Molecular analysis of highly pathogenic avian influenza virus of subtype H5N1 isolated from wild birds and mammals in northern Germany.
Phylogenetic analyses of the HA and neuraminidase nucleotide sequences showed that avian influenza H5N1 isolates from the Astrakhan region located in southern Russia were the closest relatives and reassortment events could be excluded in comparison with other 'Qinghai-like' H 5N1 viruses.
Detection of Antibody to Avian Influenza A (H5N1) Virus in Human Serum by Using a Combination of Serologic Assays
A more sensitive microneutralization assay is developed to detect antibodies to avian influenza in humans and is being used for the seroepidemiologic investigations of the avian H5N1 influenza outbreak.
Wild bird surveillance from 2004 to 2007 in Thailand indicated that the prevalence of infection with avian influenza H5N1 virus in wild birds was low, but the annual prevalence varied considerably over this period, with a peak of 2.8% in 2007.
Molecular characterization of the complete genome of human influenza H5N1 virus isolates from Thailand.
The Thailand viruses contained more avian-specific residues than the 1997 Hong Kong H5N1 viruses, suggesting that the virus may have adapted to allow a more efficient spread in avian species.
Comparative Susceptibility of Selected Avian and Mammalian Species to a Hong Kong–Origin H5N1 High-Pathogenicity Avian Influenza Virus
It is demonstrated that the chicken/HK virus could infect multiple avian species, but also that the virulence of the chicken /HK virus varied significantly among avianspecies, including those species that are members of the same order.
The Surface Glycoproteins of H5 Influenza Viruses Isolated from Humans, Chickens, and Wild Aquatic Birds Have Distinguishable Properties
It is found that changes in both HA and NA may be required for the adaptation of influenza viruses from wild aquatic birds to domestic chickens and raises the possibility that chickens may be a possible intermediate host in zoonotic transmission.
New Strain of Influenza A Virus (H5N1), Thailand
The phylogenetic tree of the hemagglutinin (HA) gene showed that the Phichit samples were similar to the cluster of samples isolated during 2004 and 2005 in Thailand and Vietnam, and the Nakhon Phanom sample was clustered into the same group with viruses isolated from southeast People's Republic of China.

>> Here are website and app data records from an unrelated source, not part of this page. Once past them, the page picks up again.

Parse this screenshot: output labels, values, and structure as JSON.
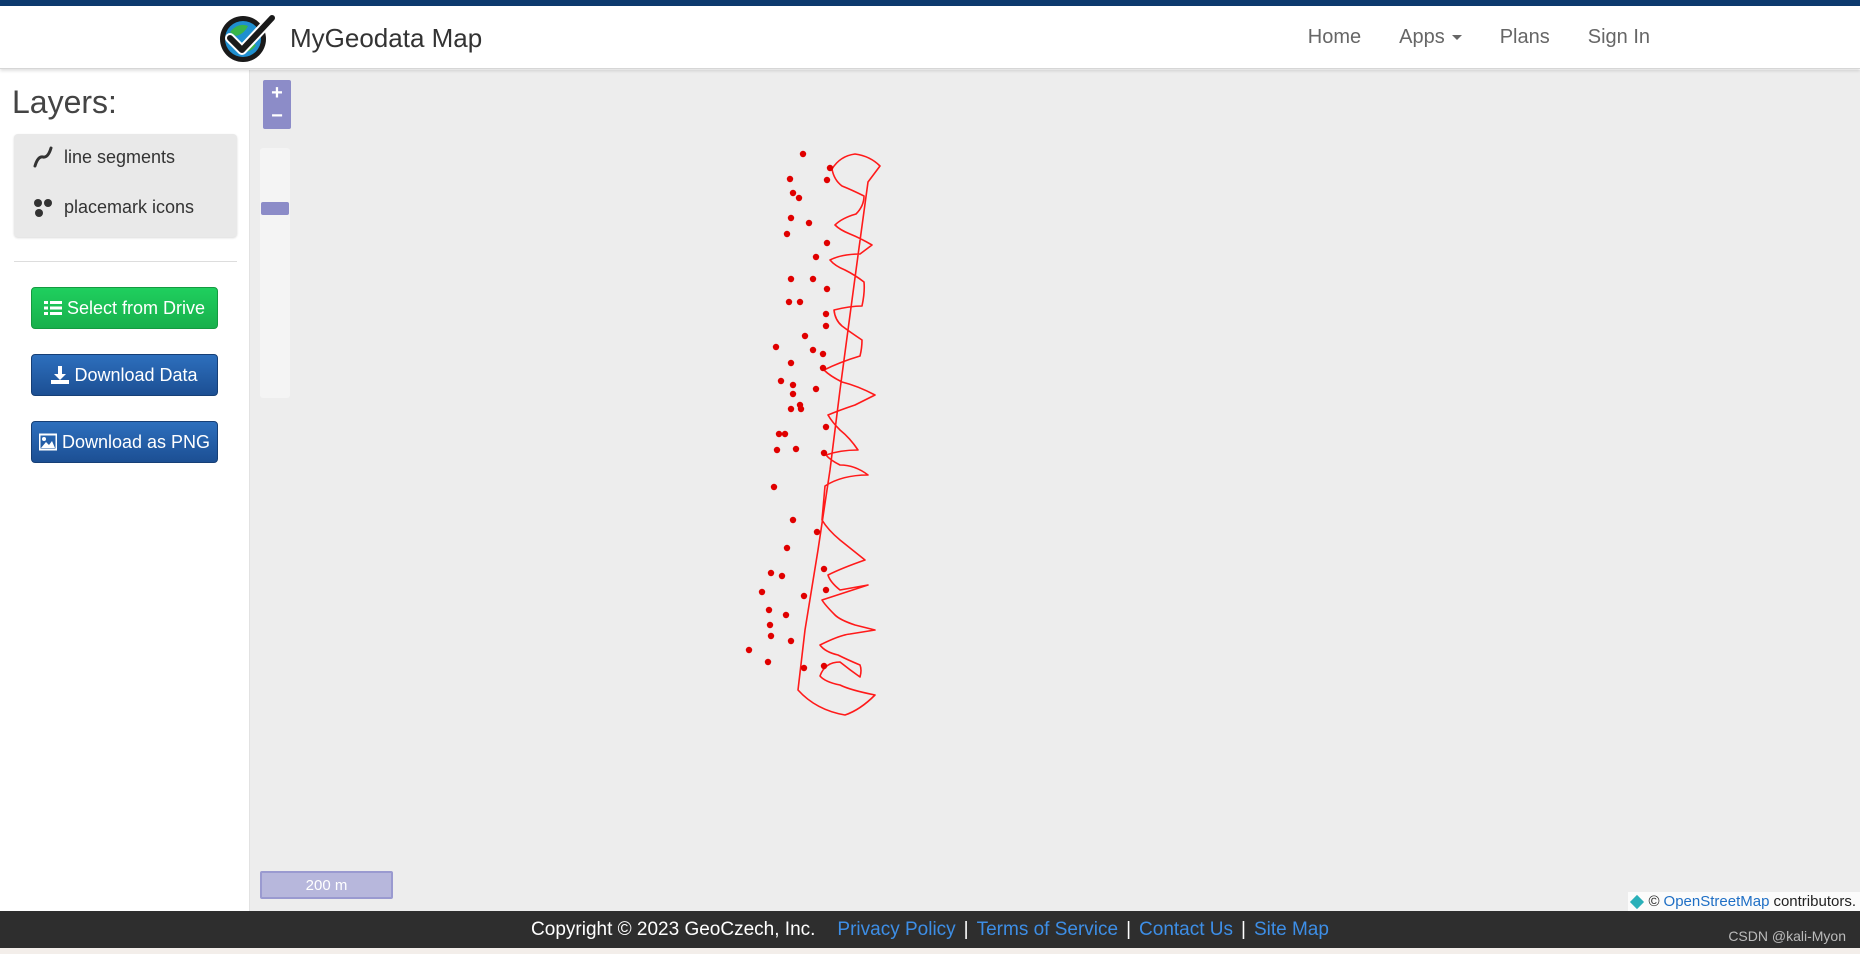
{
  "brand": {
    "title": "MyGeodata Map"
  },
  "nav": {
    "items": [
      {
        "label": "Home"
      },
      {
        "label": "Apps"
      },
      {
        "label": "Plans"
      },
      {
        "label": "Sign In"
      }
    ]
  },
  "sidebar": {
    "layers_title": "Layers:",
    "layers": [
      {
        "label": "line segments",
        "icon": "line-segments-icon"
      },
      {
        "label": "placemark icons",
        "icon": "placemark-icons-icon"
      }
    ],
    "buttons": {
      "select_drive": "Select from Drive",
      "download_data": "Download Data",
      "download_png": "Download as PNG"
    }
  },
  "map": {
    "zoom_in": "+",
    "zoom_out": "−",
    "scale_label": "200 m",
    "attribution": {
      "prefix": "©",
      "link": "OpenStreetMap",
      "suffix": "contributors."
    },
    "track_color": "#ff1a1a"
  },
  "footer": {
    "copyright": "Copyright © 2023 GeoCzech, Inc.",
    "links": [
      "Privacy Policy",
      "Terms of Service",
      "Contact Us",
      "Site Map"
    ]
  },
  "watermark": "CSDN @kali-Myon",
  "colors": {
    "header_strip": "#0d3a6e",
    "button_green": "#1fcf5e",
    "button_blue": "#1c4f93",
    "zoom_control": "#8c8cc8",
    "footer_bg": "#2e2e2e",
    "link": "#3d8ee6"
  }
}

Highly pathogenic avian influenza.
Control programmes, which imply allowing a low incidence of infection, are not an acceptable method for managing HPAI, but have been used during some outbreaks of MPAI.